Machine learning will start to impact on tax writing and structuring, with tax knowledge and technical expertise diminishing in importance compared to complex machine thinking.
The offshoring of recent years will be reversed with re-shoring, predicts the report Tax Technology: Embracing ‘the now’ and thinking ‘the future’.
And tax professionals will become free agents, possibly assisting companies on an ‘as needs’ basis depending on the specific skills required. They may become part of the human cloud.
David Linke, KPMG National Managing Partner, Tax, said: “The Fourth Industrial Revolution will transform the practice of tax, with compliance including routine use of algorithms to calculate tax liabilities.
“Some of this may be mechanistic, such as a thin capitalisation calculation. But some transactions may see, for example, the IBM Watsons artificial intelligence technology – which KPMG is already embracing in our audit thinking – being used to distinguish between an expense which constitutes a deductible repair and one that is a non-deductible improvement by “learning” how to draw the distinction and applying that to specific data.
“We can also foresee legal research being impacted - drawing on massive data involving machine learning and on letter writing for structural advice. We can imagine a computer considering the optimal tax structure for an investment in the future.”
The report argues that while tax is already experiencing a dramatic change in the way things are done, this will accelerate, with corporate Chief Tax Officers looking for increasingly automated solutions for greater efficiency, reliability and to provide superior insights.
Grant Wardell-Johnson, report author, and KPMG Tax Partner said: “Tax has traditionally been a look-back phenomena, but this is changing – partly due to the increasing role of Revenue administrations dealing with reviews in real time and partially because Tax is being viewed in a new way: not merely as a compliance function, but as an area that can contribute to a deeper understanding of the business.
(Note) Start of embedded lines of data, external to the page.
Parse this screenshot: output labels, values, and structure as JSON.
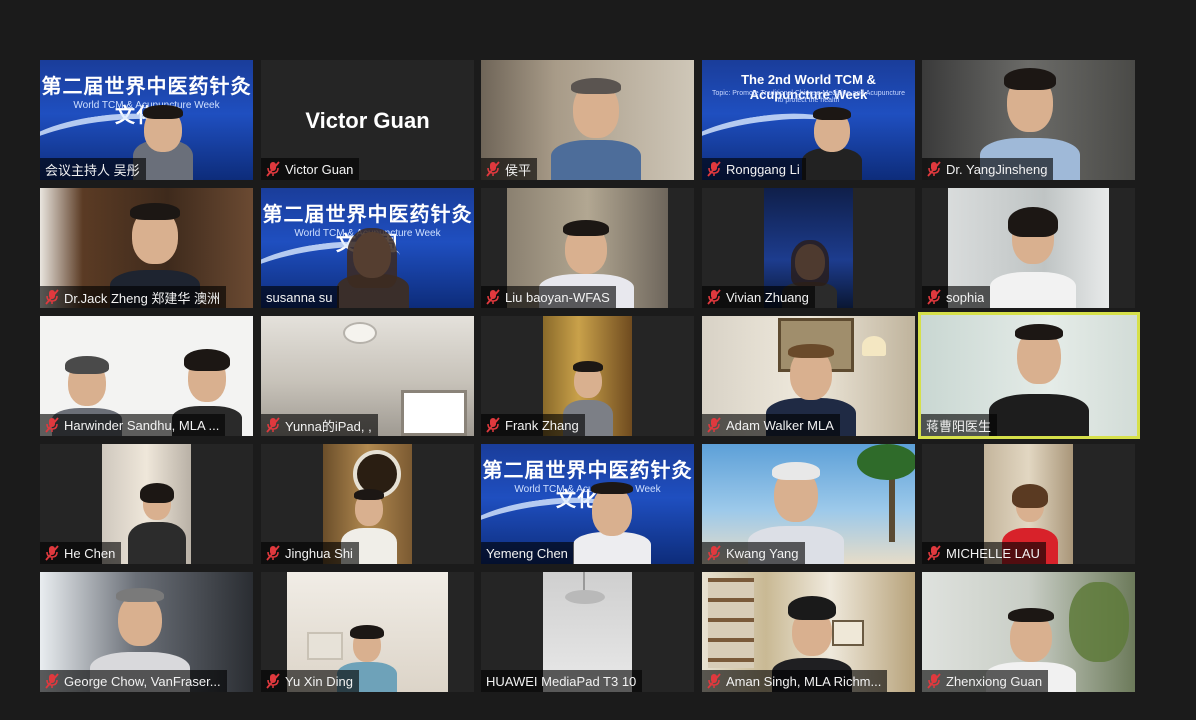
{
  "meeting": {
    "banner_cn": "第二届世界中医药针灸文化周",
    "banner_cn_sub": "World TCM & Acupuncture Week",
    "banner_en": "The 2nd World TCM & Acupuncture Week",
    "banner_en_sub": "Topic: Promote Traditional Chinese Medicine and Acupuncture to protect the health"
  },
  "participants": [
    {
      "name": "会议主持人 吴彤",
      "muted": false,
      "video": "banner_cn"
    },
    {
      "name": "Victor Guan",
      "muted": true,
      "video": "namecard",
      "card_text": "Victor Guan"
    },
    {
      "name": "侯平",
      "muted": true,
      "video": "person"
    },
    {
      "name": "Ronggang Li",
      "muted": true,
      "video": "banner_en"
    },
    {
      "name": "Dr. YangJinsheng",
      "muted": true,
      "video": "person"
    },
    {
      "name": "Dr.Jack Zheng 郑建华 澳洲",
      "muted": true,
      "video": "person"
    },
    {
      "name": "susanna su",
      "muted": false,
      "video": "banner_cn"
    },
    {
      "name": "Liu baoyan-WFAS",
      "muted": true,
      "video": "person"
    },
    {
      "name": "Vivian Zhuang",
      "muted": true,
      "video": "person"
    },
    {
      "name": "sophia",
      "muted": true,
      "video": "person"
    },
    {
      "name": "Harwinder Sandhu, MLA ...",
      "muted": true,
      "video": "person"
    },
    {
      "name": "Yunna的iPad, ,",
      "muted": true,
      "video": "person"
    },
    {
      "name": "Frank Zhang",
      "muted": true,
      "video": "person"
    },
    {
      "name": "Adam Walker MLA",
      "muted": true,
      "video": "person"
    },
    {
      "name": "蒋曹阳医生",
      "muted": false,
      "video": "person",
      "active": true
    },
    {
      "name": "He Chen",
      "muted": true,
      "video": "person"
    },
    {
      "name": "Jinghua Shi",
      "muted": true,
      "video": "person"
    },
    {
      "name": "Yemeng Chen",
      "muted": false,
      "video": "banner_cn"
    },
    {
      "name": "Kwang Yang",
      "muted": true,
      "video": "person"
    },
    {
      "name": "MICHELLE LAU",
      "muted": true,
      "video": "person"
    },
    {
      "name": "George Chow, VanFraser...",
      "muted": true,
      "video": "person"
    },
    {
      "name": "Yu Xin Ding",
      "muted": true,
      "video": "person"
    },
    {
      "name": "HUAWEI MediaPad T3 10",
      "muted": false,
      "video": "room"
    },
    {
      "name": "Aman Singh, MLA Richm...",
      "muted": true,
      "video": "person"
    },
    {
      "name": "Zhenxiong Guan",
      "muted": true,
      "video": "person"
    }
  ],
  "colors": {
    "background": "#1b1b1b",
    "tile": "#252525",
    "active_border": "#d6e04a",
    "muted_icon": "#e0393e"
  }
}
“We believe the identity of the tax professional will fundamentally change - they are more likely to be free agents, possibly assisting companies on an as needs basis depending on the specific skills required. They may become part of the human cloud. In companies, professionals may rotate through the Tax Department in a different way from the past as complex thinking becomes more important and technical knowledge less so. Boundaries between functions will start to break down and corporate services will become less siloed.
“If there has been a trend in Tax for offshoring, that trend may be reversed with “re-shoring”. In a technological environment, generally involving low marginal costs, the cost of employment becomes a diminished factor in determining where activities are carried out.”
He added: “Those who predict a wholesale takeover by robots may be jumping the gun . There is still a significant role for judgement in tax. That role has been enhanced given the complexity of dealing with a greater number of stakeholders and the reputational risk involved in tax moving into the domain of corporate social responsibility.
“It is inevitable that we will see large-scale cybercrime on taxation in the future.”
The report observes that the advent of the Internet of Things throws up some surprising tax consequences, which may well be ‘back of mind’ for tech developers.
David Linke said: “The classification of revenue into goods, services, royalties, digital services or telecommunications can have different tax effects in different locations. When your lawn mower measures the height of your grass, lets itself out of the garage and mows your lawn while you’re at work, has the lawn mower manufacturer shifted into the realm of a providing a garden service? Similarly, when your fridge monitors its own contents, logs onto supermarket online shopping and orders next week’s groceries for home delivery, the line between product and service becomes blurred.
The classification of revenue can alter its tax treatment, both across borders, and across tax types. Businesses would be foolish to ignore such future tax implications that may have a serious effect on the bottom line. The tax position needs to be evaluated up front, before the technological and business structures are cemented in place.”